Blogger: Bill Pray
Earlier this week, Kara Swisher from All Things Digital broke the news that VMware may buy Zimbra from Yahoo! (Exclusive: VMware Likely to Buy Zimbra From Yahoo). I blogged my thoughts on possible buyers for Zimbra from the communications and collaboration market last September when rumors started circulating that Yahoo! was shopping Zimbra. VMware was not on the list.
It would be an interesting move by VMware to move up the stack. There are some synergies that might be beneficial to VMware. For example, if you ask enterprise IT admins who have virtualized Exchange what hypervisor technology they used, the answer will be almost always be VMware.

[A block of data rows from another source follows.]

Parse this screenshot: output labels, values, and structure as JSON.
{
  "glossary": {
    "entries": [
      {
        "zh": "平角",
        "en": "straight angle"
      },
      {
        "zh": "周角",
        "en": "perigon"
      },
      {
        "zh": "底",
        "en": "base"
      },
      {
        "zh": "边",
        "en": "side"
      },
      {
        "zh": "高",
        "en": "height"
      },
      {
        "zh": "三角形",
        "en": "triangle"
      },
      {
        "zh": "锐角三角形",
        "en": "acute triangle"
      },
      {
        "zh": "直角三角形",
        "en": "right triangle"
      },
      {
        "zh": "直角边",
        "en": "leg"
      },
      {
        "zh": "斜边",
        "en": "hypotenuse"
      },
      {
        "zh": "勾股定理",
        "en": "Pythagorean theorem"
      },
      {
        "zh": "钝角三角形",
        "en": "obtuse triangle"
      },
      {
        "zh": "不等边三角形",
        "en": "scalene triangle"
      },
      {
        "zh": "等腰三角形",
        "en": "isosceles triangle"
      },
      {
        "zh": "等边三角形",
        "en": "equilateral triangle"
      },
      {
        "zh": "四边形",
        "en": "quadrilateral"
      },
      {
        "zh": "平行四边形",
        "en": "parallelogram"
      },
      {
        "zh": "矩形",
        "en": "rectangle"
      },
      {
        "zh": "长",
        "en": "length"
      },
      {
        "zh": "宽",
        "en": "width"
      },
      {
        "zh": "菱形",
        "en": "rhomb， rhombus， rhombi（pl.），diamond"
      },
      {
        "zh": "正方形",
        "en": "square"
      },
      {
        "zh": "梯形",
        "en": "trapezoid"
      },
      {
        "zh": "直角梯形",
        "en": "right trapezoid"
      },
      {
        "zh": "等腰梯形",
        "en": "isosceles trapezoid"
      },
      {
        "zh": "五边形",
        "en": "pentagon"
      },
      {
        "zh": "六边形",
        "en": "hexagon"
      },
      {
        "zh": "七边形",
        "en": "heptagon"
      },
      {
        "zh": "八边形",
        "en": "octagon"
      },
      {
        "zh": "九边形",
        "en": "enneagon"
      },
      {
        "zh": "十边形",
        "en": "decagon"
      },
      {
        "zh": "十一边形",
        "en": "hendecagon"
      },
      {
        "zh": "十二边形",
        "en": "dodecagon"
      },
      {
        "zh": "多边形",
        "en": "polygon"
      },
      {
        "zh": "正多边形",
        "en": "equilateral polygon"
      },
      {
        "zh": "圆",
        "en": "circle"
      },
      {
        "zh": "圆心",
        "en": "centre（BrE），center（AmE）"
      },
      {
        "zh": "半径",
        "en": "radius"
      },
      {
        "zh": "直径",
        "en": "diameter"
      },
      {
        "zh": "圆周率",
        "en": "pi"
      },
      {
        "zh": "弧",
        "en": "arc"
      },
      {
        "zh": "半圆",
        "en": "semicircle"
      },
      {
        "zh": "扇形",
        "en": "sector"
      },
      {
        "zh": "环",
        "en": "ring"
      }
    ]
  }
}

And Zimbra is touted as an Exchange server replacement.
So, VMware’s pitch might be: “Hey, you are already using us to virtualize your e-mail servers to gain a better ROI for your messaging environment, how about replacing that e-mail server with a less expensive alternative that will work even better with our virtualization technology? Oh, by the way, your users won’t notice a thing because our e-mail server works just like the one your replacing.”
However, what about software-as-a-service e-mail? The anticipated direction that most thought Yahoo! would take Zimbra was to turn it into an enterprise-class SaaS e-mail / collaboration offering that leveraged Yahoo!’s substantial infrastructure assets. While VMware certainly could also take Zimbra this direction (and would have to given the steam that is building behind enterprise-class SaaS e-mail), it might already be too late. Cisco, Google, IBM, and Microsoft are well down the path to building out the infrastructure and services to economies of scale that deliver lower price points and profitability. In fact, the price war is in full swing, as evidenced by last fall's activities from IBM’s price for LotusLive iNotes, to Cisco's price for WebEx Mail, and Microsoft’s lowering of BPOS prices. VMware would have to play catch-up in a market that is moving fast – a potentially expensive bet that might not pay off given the caliber of the competition.
The other option is that VMware can continue to white-label Zimbra, as Yahoo! is doing, to third-party hosting providers. While this will continue to work for awhile, the price war will eventually make it very difficult for any third-party hosting provider to compete in a market that Cisco, Google, IBM, and Microsoft are carving up with their economies of scale.
For an on-premise e-mail server play, a Zimbra acquisition by VMware has some interesting possibilities. But for enterprise SaaS e-mail, VMware might be too late to the game.